> Your assignment:
The data must be copied over exactly and in full.

%%

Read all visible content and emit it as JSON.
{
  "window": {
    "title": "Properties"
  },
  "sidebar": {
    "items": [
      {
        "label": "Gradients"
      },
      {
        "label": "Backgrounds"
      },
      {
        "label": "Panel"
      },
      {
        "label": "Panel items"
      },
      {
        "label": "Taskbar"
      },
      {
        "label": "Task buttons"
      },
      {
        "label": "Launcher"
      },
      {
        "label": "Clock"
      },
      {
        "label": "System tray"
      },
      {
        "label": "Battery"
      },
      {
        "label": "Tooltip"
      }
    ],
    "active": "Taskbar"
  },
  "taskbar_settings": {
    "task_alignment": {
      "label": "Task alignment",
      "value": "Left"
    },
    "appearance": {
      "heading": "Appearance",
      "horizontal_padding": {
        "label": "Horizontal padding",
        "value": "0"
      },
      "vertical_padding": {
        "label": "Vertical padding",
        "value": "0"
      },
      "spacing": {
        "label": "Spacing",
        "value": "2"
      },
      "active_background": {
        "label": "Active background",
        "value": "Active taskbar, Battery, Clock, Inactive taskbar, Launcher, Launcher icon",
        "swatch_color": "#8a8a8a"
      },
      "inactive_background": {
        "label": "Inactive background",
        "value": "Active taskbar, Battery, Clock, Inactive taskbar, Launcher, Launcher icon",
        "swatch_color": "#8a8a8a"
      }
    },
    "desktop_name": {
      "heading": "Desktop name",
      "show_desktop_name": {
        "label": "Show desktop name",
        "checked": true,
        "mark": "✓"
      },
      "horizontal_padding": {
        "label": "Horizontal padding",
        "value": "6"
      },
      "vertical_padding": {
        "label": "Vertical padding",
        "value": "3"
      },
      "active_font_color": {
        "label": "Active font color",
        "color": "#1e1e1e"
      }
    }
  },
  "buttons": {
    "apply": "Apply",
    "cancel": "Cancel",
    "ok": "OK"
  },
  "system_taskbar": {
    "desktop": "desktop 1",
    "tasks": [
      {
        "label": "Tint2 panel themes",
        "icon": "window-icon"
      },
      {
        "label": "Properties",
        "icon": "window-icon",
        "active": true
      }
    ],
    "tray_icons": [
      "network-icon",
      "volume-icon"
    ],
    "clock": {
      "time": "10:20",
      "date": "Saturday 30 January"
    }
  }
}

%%

> Answer to this task:
Read all visible content and emit it as JSON.
{
  "window": {
    "title": "Properties"
  },
  "sidebar": {
    "items": [
      {
        "label": "Gradients"
      },
      {
        "label": "Backgrounds"
      },
      {
        "label": "Panel"
      },
      {
        "label": "Panel items"
      },
      {
        "label": "Taskbar"
      },
      {
        "label": "Task buttons"
      },
      {
        "label": "Launcher"
      },
      {
        "label": "Clock"
      },
      {
        "label": "System tray"
      },
      {
        "label": "Battery"
      },
      {
        "label": "Tooltip"
      }
    ],
    "active": "Taskbar"
  },
  "taskbar_settings": {
    "task_alignment": {
      "label": "Task alignment",
      "value": "Left"
    },
    "appearance": {
      "heading": "Appearance",
      "horizontal_padding": {
        "label": "Horizontal padding",
        "value": "0"
      },
      "vertical_padding": {
        "label": "Vertical padding",
        "value": "0"
      },
      "spacing": {
        "label": "Spacing",
        "value": "2"
      },
      "active_background": {
        "label": "Active background",
        "value": "Active taskbar, Battery, Clock, Inactive taskbar, Launcher, Launcher icon",
        "swatch_color": "#8a8a8a"
      },
      "inactive_background": {
        "label": "Inactive background",
        "value": "Active taskbar, Battery, Clock, Inactive taskbar, Launcher, Launcher icon",
        "swatch_color": "#8a8a8a"
      }
    },
    "desktop_name": {
      "heading": "Desktop name",
      "show_desktop_name": {
        "label": "Show desktop name",
        "checked": true,
        "mark": "✓"
      },
      "horizontal_padding": {
        "label": "Horizontal padding",
        "value": "6"
      },
      "vertical_padding": {
        "label": "Vertical padding",
        "value": "3"
      },
      "active_font_color": {
        "label": "Active font color",
        "color": "#1e1e1e"
      }
    }
  },
  "buttons": {
    "apply": "Apply",
    "cancel": "Cancel",
    "ok": "OK"
  },
  "system_taskbar": {
    "desktop": "desktop 1",
    "tasks": [
      {
        "label": "Tint2 panel themes",
        "icon": "window-icon"
      },
      {
        "label": "Properties",
        "icon": "window-icon",
        "active": true
      }
    ],
    "tray_icons": [
      "network-icon",
      "volume-icon"
    ],
    "clock": {
      "time": "10:20",
      "date": "Saturday 30 January"
    }
  }
}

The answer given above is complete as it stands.